Objectives: To identify the socio behavioural factors that influenced children’s oral health during the coronavirus outbreak. Methods: The online cross-sectional study was conducted in Al Jouf Province, the northern region of Saudi Arabia. A total of 960 parents of children aged 5 to 14 years were invited by multistage stratified random sampling. Descriptive, multinomial and multiple logistic regression analyses were performed to estimate odds ratios and determine the relationship between independent and dependent variables. P < 0.05 was considered statistically significant. Results: Of the 960 participants, 693 (72.1%) reported that their child had one or more untreated dental decay. The children of uneducated parents were 1.6-fold more likely to have one or more untreated dental decay (adjusted odds ratio [AOR]: 1.66, 95% CI 0.74–3.73; P < 0.001). The children of unemployed parents were 4.3-fold more likely to have a financial burden for child dental visit (AOR: 4.34, 95% CI 2.73–6.89; P < 0.001). The parents from the rural area were 26.3-fold more likely to have more than 2 years since their last dental visit (AOR: 26.34, 95% CI 7.48–92.79; P < 0.001). Nursery-level children were 5.4-fold more likely to need immediate care (AOR: 5.38, 95% CI 3.01–9.60; P < 0.001). Conclusion: The present study demonstrated a very high prevalence of one or more untreated dental decay. Children of rural areas, uneducated, unemployed, widow/divorced, low and middle-income parents and nursery school children were linked with poorly predicted outcomes of child oral health during the pandemic.
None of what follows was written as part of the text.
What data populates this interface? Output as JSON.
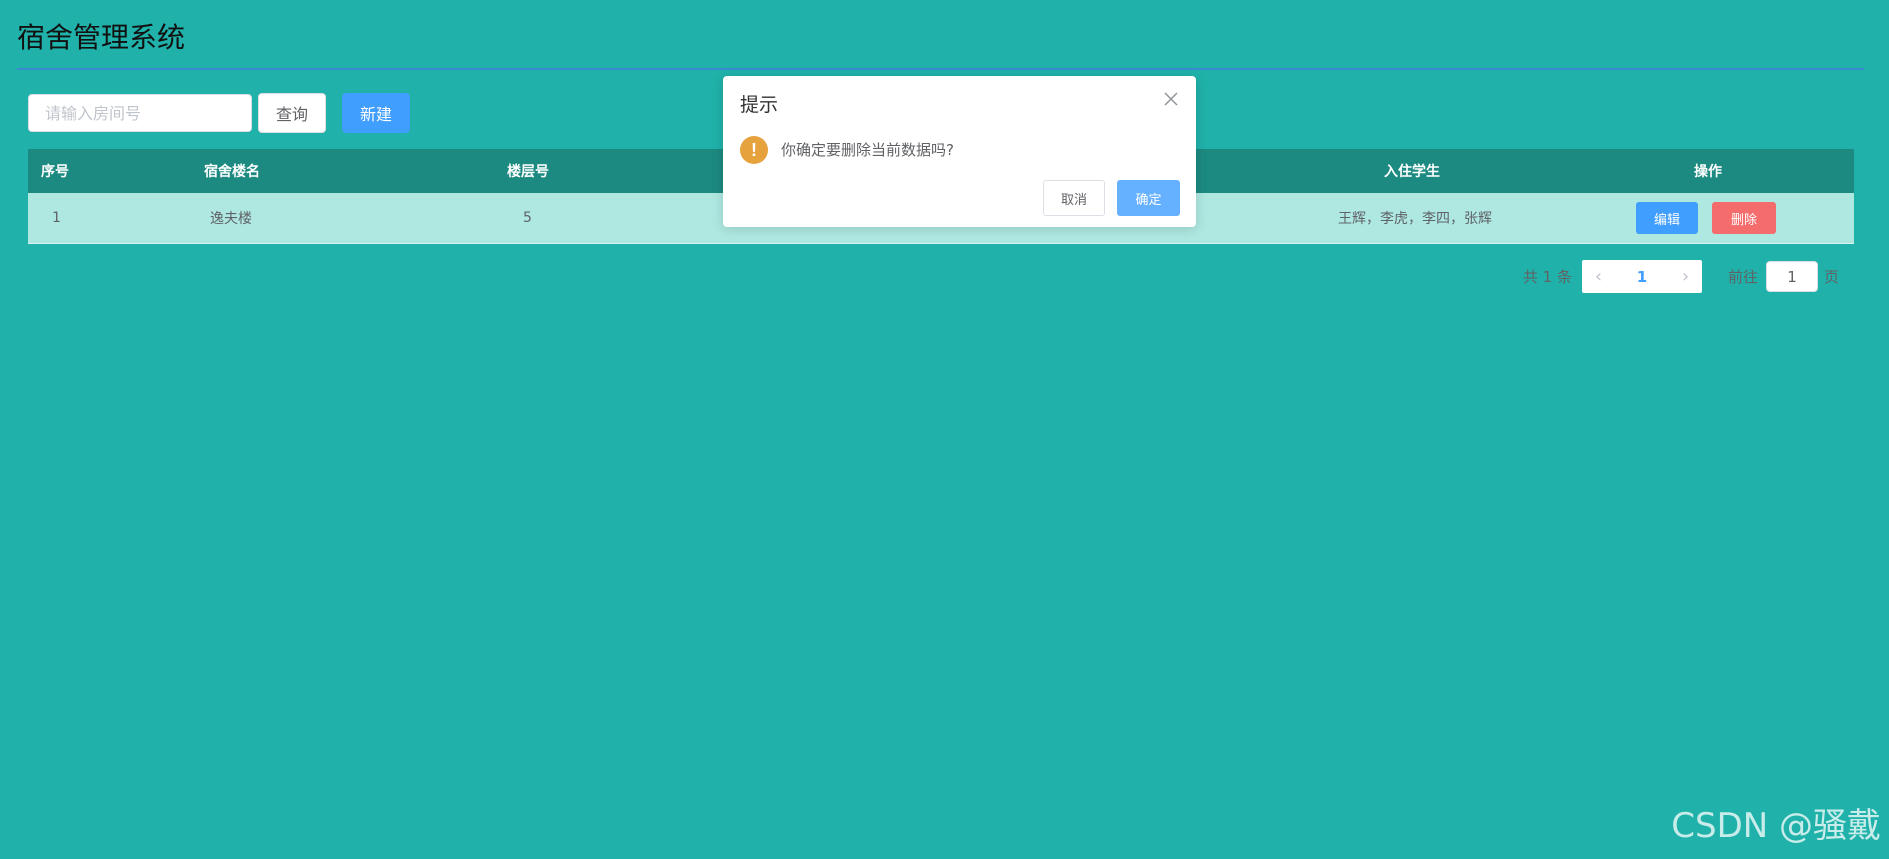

Fuente: International Dental Journal

Available online 12 December 2022